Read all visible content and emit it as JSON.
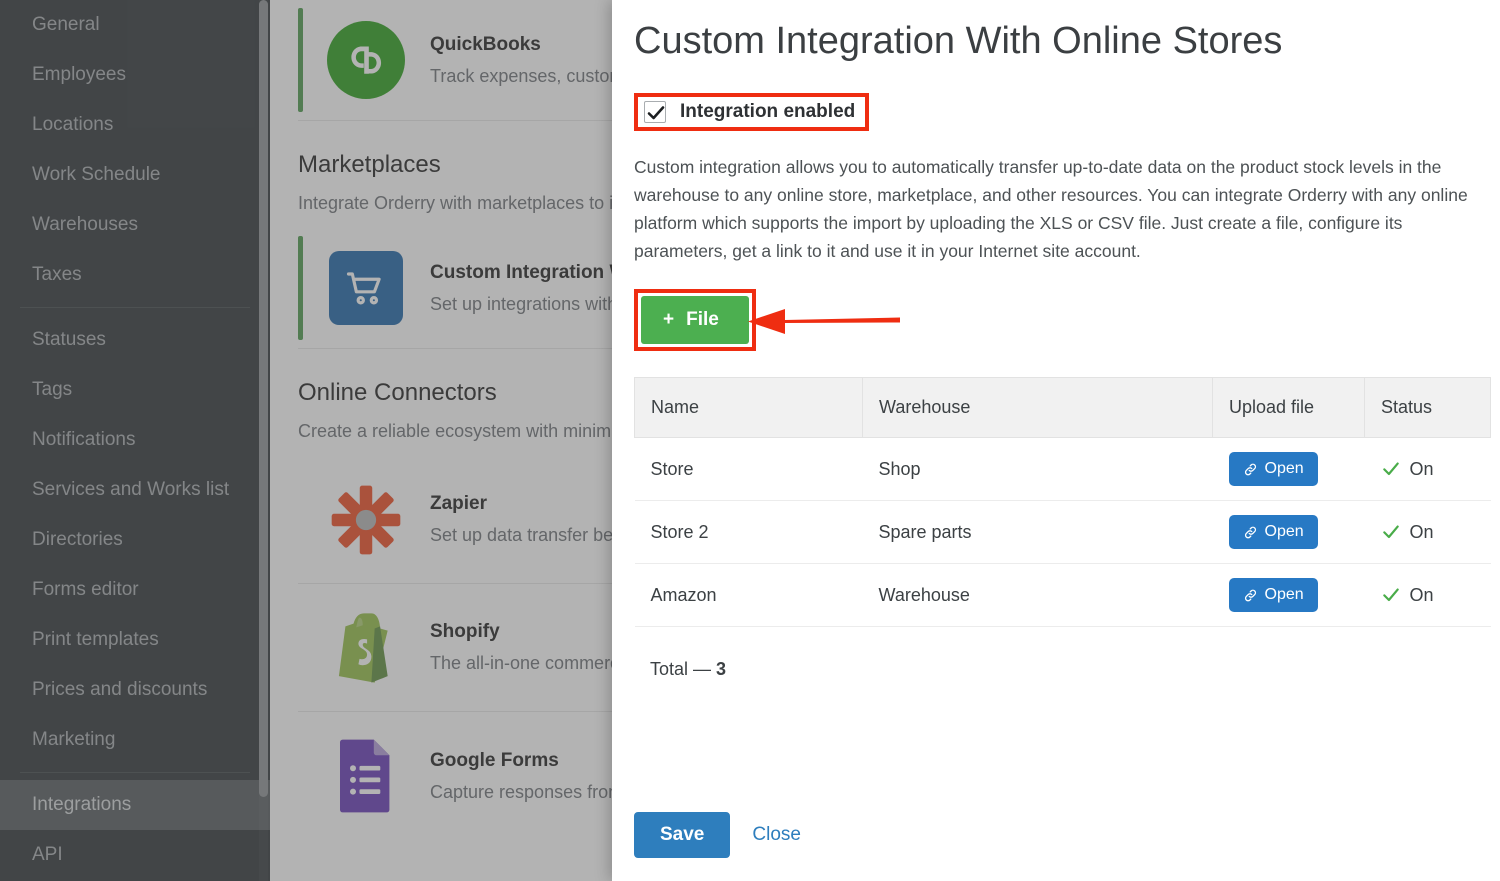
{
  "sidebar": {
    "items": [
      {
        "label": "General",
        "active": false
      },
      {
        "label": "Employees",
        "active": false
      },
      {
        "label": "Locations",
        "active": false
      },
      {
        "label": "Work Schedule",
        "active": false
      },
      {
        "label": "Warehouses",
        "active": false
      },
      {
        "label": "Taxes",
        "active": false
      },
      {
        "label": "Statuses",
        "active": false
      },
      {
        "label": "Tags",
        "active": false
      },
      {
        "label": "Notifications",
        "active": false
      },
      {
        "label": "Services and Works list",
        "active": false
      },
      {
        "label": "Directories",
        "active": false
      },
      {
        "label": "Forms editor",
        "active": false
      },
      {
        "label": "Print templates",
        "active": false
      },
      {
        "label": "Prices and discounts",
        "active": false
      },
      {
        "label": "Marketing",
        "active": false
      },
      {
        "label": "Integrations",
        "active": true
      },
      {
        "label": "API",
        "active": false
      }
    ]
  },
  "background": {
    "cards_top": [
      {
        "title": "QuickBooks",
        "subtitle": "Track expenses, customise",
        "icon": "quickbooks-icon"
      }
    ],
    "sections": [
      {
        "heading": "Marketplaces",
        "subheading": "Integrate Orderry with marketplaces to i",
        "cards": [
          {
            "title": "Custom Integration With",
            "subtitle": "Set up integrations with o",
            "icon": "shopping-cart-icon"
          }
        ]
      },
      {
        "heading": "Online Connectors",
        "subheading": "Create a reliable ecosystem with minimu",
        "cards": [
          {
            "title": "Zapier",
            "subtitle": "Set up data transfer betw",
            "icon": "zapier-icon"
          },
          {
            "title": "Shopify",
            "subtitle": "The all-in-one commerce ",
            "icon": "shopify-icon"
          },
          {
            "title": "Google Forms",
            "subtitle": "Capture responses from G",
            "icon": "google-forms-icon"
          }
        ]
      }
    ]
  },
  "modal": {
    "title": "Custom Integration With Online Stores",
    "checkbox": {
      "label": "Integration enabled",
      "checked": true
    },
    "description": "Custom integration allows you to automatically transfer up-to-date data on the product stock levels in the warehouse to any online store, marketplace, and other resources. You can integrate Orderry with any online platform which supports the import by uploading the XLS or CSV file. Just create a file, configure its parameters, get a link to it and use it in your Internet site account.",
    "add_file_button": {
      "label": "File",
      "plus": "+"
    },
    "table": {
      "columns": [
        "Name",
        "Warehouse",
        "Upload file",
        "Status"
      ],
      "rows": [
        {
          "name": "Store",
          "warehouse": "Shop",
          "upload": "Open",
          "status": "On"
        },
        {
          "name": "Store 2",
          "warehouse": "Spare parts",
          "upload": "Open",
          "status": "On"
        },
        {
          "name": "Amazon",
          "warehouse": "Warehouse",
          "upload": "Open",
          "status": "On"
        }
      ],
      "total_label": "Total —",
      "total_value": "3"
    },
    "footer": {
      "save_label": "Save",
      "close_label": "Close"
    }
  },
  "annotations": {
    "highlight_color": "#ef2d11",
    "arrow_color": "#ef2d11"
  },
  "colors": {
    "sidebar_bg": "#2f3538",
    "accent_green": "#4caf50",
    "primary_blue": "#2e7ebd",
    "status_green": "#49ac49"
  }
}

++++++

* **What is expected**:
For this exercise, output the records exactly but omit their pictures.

* **Expected answer**:
Read all visible content and emit it as JSON.
{
  "sidebar": {
    "items": [
      {
        "label": "General",
        "active": false
      },
      {
        "label": "Employees",
        "active": false
      },
      {
        "label": "Locations",
        "active": false
      },
      {
        "label": "Work Schedule",
        "active": false
      },
      {
        "label": "Warehouses",
        "active": false
      },
      {
        "label": "Taxes",
        "active": false
      },
      {
        "label": "Statuses",
        "active": false
      },
      {
        "label": "Tags",
        "active": false
      },
      {
        "label": "Notifications",
        "active": false
      },
      {
        "label": "Services and Works list",
        "active": false
      },
      {
        "label": "Directories",
        "active": false
      },
      {
        "label": "Forms editor",
        "active": false
      },
      {
        "label": "Print templates",
        "active": false
      },
      {
        "label": "Prices and discounts",
        "active": false
      },
      {
        "label": "Marketing",
        "active": false
      },
      {
        "label": "Integrations",
        "active": true
      },
      {
        "label": "API",
        "active": false
      }
    ]
  },
  "background": {
    "cards_top": [
      {
        "title": "QuickBooks",
        "subtitle": "Track expenses, customise",
        "icon": "quickbooks-icon"
      }
    ],
    "sections": [
      {
        "heading": "Marketplaces",
        "subheading": "Integrate Orderry with marketplaces to i",
        "cards": [
          {
            "title": "Custom Integration With",
            "subtitle": "Set up integrations with o",
            "icon": "shopping-cart-icon"
          }
        ]
      },
      {
        "heading": "Online Connectors",
        "subheading": "Create a reliable ecosystem with minimu",
        "cards": [
          {
            "title": "Zapier",
            "subtitle": "Set up data transfer betw",
            "icon": "zapier-icon"
          },
          {
            "title": "Shopify",
            "subtitle": "The all-in-one commerce ",
            "icon": "shopify-icon"
          },
          {
            "title": "Google Forms",
            "subtitle": "Capture responses from G",
            "icon": "google-forms-icon"
          }
        ]
      }
    ]
  },
  "modal": {
    "title": "Custom Integration With Online Stores",
    "checkbox": {
      "label": "Integration enabled",
      "checked": true
    },
    "description": "Custom integration allows you to automatically transfer up-to-date data on the product stock levels in the warehouse to any online store, marketplace, and other resources. You can integrate Orderry with any online platform which supports the import by uploading the XLS or CSV file. Just create a file, configure its parameters, get a link to it and use it in your Internet site account.",
    "add_file_button": {
      "label": "File",
      "plus": "+"
    },
    "table": {
      "columns": [
        "Name",
        "Warehouse",
        "Upload file",
        "Status"
      ],
      "rows": [
        {
          "name": "Store",
          "warehouse": "Shop",
          "upload": "Open",
          "status": "On"
        },
        {
          "name": "Store 2",
          "warehouse": "Spare parts",
          "upload": "Open",
          "status": "On"
        },
        {
          "name": "Amazon",
          "warehouse": "Warehouse",
          "upload": "Open",
          "status": "On"
        }
      ],
      "total_label": "Total —",
      "total_value": "3"
    },
    "footer": {
      "save_label": "Save",
      "close_label": "Close"
    }
  },
  "annotations": {
    "highlight_color": "#ef2d11",
    "arrow_color": "#ef2d11"
  },
  "colors": {
    "sidebar_bg": "#2f3538",
    "accent_green": "#4caf50",
    "primary_blue": "#2e7ebd",
    "status_green": "#49ac49"
  }
}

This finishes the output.